Collected data entries
※ ※ ※

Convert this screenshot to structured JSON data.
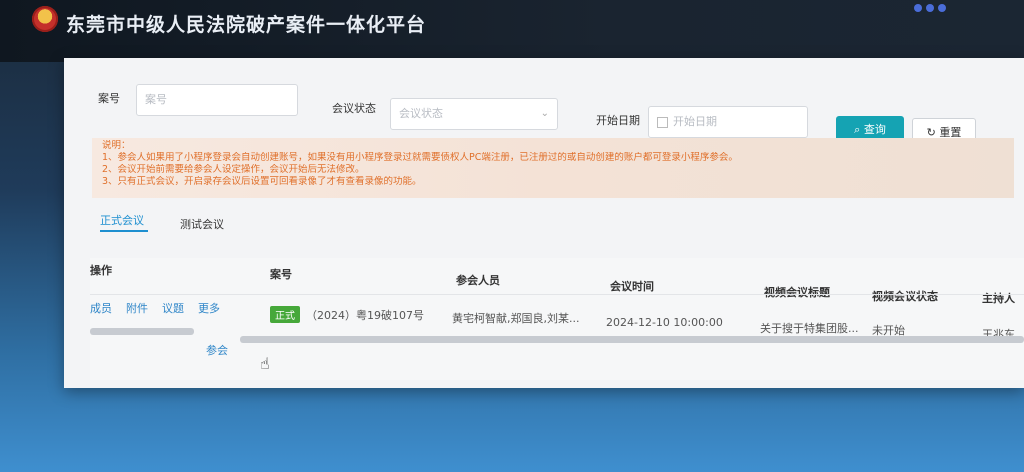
{
  "header": {
    "title": "东莞市中级人民法院破产案件一体化平台"
  },
  "filters": {
    "case_no": {
      "label": "案号",
      "placeholder": "案号"
    },
    "meeting_status": {
      "label": "会议状态",
      "placeholder": "会议状态"
    },
    "start_date": {
      "label": "开始日期",
      "placeholder": "开始日期"
    },
    "query_label": "查询",
    "reset_label": "重置"
  },
  "notice": {
    "title": "说明：",
    "lines": [
      "1、参会人如果用了小程序登录会自动创建账号，如果没有用小程序登录过就需要债权人PC端注册，已注册过的或自动创建的账户都可登录小程序参会。",
      "2、会议开始前需要给参会人设定操作，会议开始后无法修改。",
      "3、只有正式会议，开启录存会议后设置可回看录像了才有查看录像的功能。"
    ]
  },
  "tabs": {
    "formal": "正式会议",
    "test": "测试会议"
  },
  "table": {
    "headers": {
      "actions": "操作",
      "case_no": "案号",
      "participants": "参会人员",
      "meeting_time": "会议时间",
      "video_title": "视频会议标题",
      "video_status": "视频会议状态",
      "host": "主持人"
    },
    "rows": [
      {
        "actions": {
          "members": "成员",
          "attachments": "附件",
          "agenda": "议题",
          "more": "更多",
          "join": "参会"
        },
        "tag": "正式",
        "case_no": "（2024）粤19破107号",
        "participants": "黄宅柯智献,郑国良,刘某...",
        "meeting_time": "2024-12-10 10:00:00",
        "video_title": "关于搜于特集团股...",
        "video_status": "未开始",
        "host": "王兆东"
      }
    ]
  },
  "colors": {
    "accent": "#15a3b3",
    "link": "#2f86c8",
    "notice_text": "#e0702b",
    "tag_formal": "#46a83a"
  }
}
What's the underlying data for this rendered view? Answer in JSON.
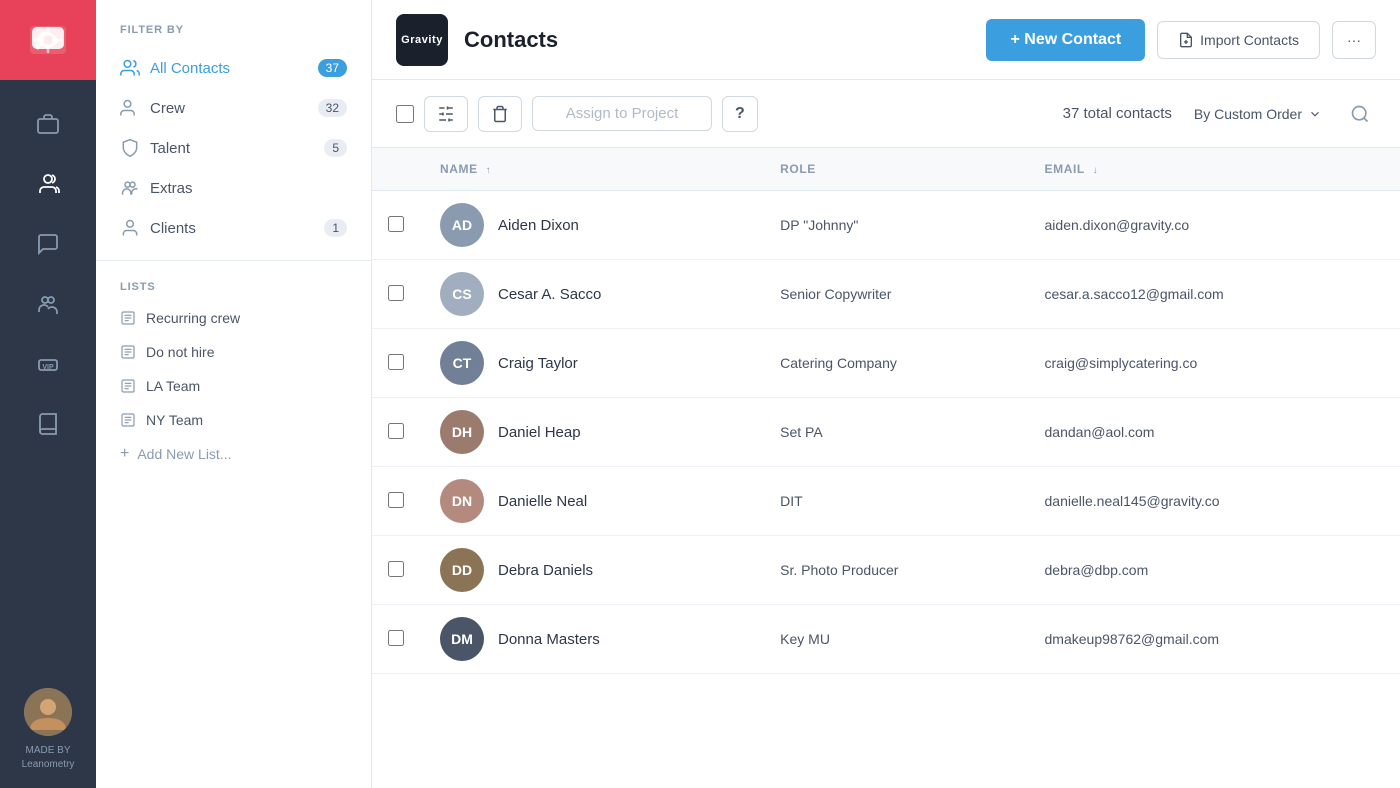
{
  "app": {
    "logo_text": "Gravity",
    "page_title": "Contacts"
  },
  "header": {
    "new_contact_label": "+ New Contact",
    "import_label": "Import Contacts",
    "more_label": "···"
  },
  "toolbar": {
    "assign_placeholder": "Assign to Project",
    "total_contacts": "37 total contacts",
    "sort_label": "By Custom Order",
    "question_mark": "?"
  },
  "sidebar": {
    "filter_label": "FILTER BY",
    "items": [
      {
        "id": "all-contacts",
        "label": "All Contacts",
        "count": "37",
        "active": true
      },
      {
        "id": "crew",
        "label": "Crew",
        "count": "32",
        "active": false
      },
      {
        "id": "talent",
        "label": "Talent",
        "count": "5",
        "active": false
      },
      {
        "id": "extras",
        "label": "Extras",
        "count": "",
        "active": false
      },
      {
        "id": "clients",
        "label": "Clients",
        "count": "1",
        "active": false
      }
    ],
    "lists_label": "LISTS",
    "lists": [
      {
        "id": "recurring-crew",
        "label": "Recurring crew"
      },
      {
        "id": "do-not-hire",
        "label": "Do not hire"
      },
      {
        "id": "la-team",
        "label": "LA Team"
      },
      {
        "id": "ny-team",
        "label": "NY Team"
      }
    ],
    "add_list_label": "Add New List..."
  },
  "table": {
    "columns": [
      {
        "id": "name",
        "label": "NAME",
        "sort": "asc"
      },
      {
        "id": "role",
        "label": "ROLE",
        "sort": ""
      },
      {
        "id": "email",
        "label": "EMAIL",
        "sort": "desc"
      }
    ],
    "rows": [
      {
        "id": "aiden-dixon",
        "name": "Aiden Dixon",
        "role": "DP \"Johnny\"",
        "email": "aiden.dixon@gravity.co",
        "initials": "AD",
        "avatar_color": "#8a9bb0"
      },
      {
        "id": "cesar-sacco",
        "name": "Cesar A. Sacco",
        "role": "Senior Copywriter",
        "email": "cesar.a.sacco12@gmail.com",
        "initials": "CS",
        "avatar_color": "#a0aec0"
      },
      {
        "id": "craig-taylor",
        "name": "Craig Taylor",
        "role": "Catering Company",
        "email": "craig@simplycatering.co",
        "initials": "CT",
        "avatar_color": "#718096"
      },
      {
        "id": "daniel-heap",
        "name": "Daniel Heap",
        "role": "Set PA",
        "email": "dandan@aol.com",
        "initials": "DH",
        "avatar_color": "#9b7b6e"
      },
      {
        "id": "danielle-neal",
        "name": "Danielle Neal",
        "role": "DIT",
        "email": "danielle.neal145@gravity.co",
        "initials": "DN",
        "avatar_color": "#b58a7e"
      },
      {
        "id": "debra-daniels",
        "name": "Debra Daniels",
        "role": "Sr. Photo Producer",
        "email": "debra@dbp.com",
        "initials": "DD",
        "avatar_color": "#8b7355"
      },
      {
        "id": "donna-masters",
        "name": "Donna Masters",
        "role": "Key MU",
        "email": "dmakeup98762@gmail.com",
        "initials": "DM",
        "avatar_color": "#4a5568"
      }
    ]
  },
  "nav_icons": [
    {
      "id": "briefcase",
      "label": "briefcase-icon"
    },
    {
      "id": "contacts",
      "label": "contacts-icon"
    },
    {
      "id": "chat",
      "label": "chat-icon"
    },
    {
      "id": "team",
      "label": "team-icon"
    },
    {
      "id": "vip",
      "label": "vip-icon"
    },
    {
      "id": "book",
      "label": "book-icon"
    }
  ],
  "user": {
    "made_by_label": "MADE BY",
    "company_label": "Leanometry"
  }
}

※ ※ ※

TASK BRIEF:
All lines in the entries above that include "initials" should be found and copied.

OUTPUT FOR THIS EXERCISE:
        "initials": "AD",
        "initials": "CS",
        "initials": "CT",
        "initials": "DH",
        "initials": "DN",
        "initials": "DD",
        "initials": "DM",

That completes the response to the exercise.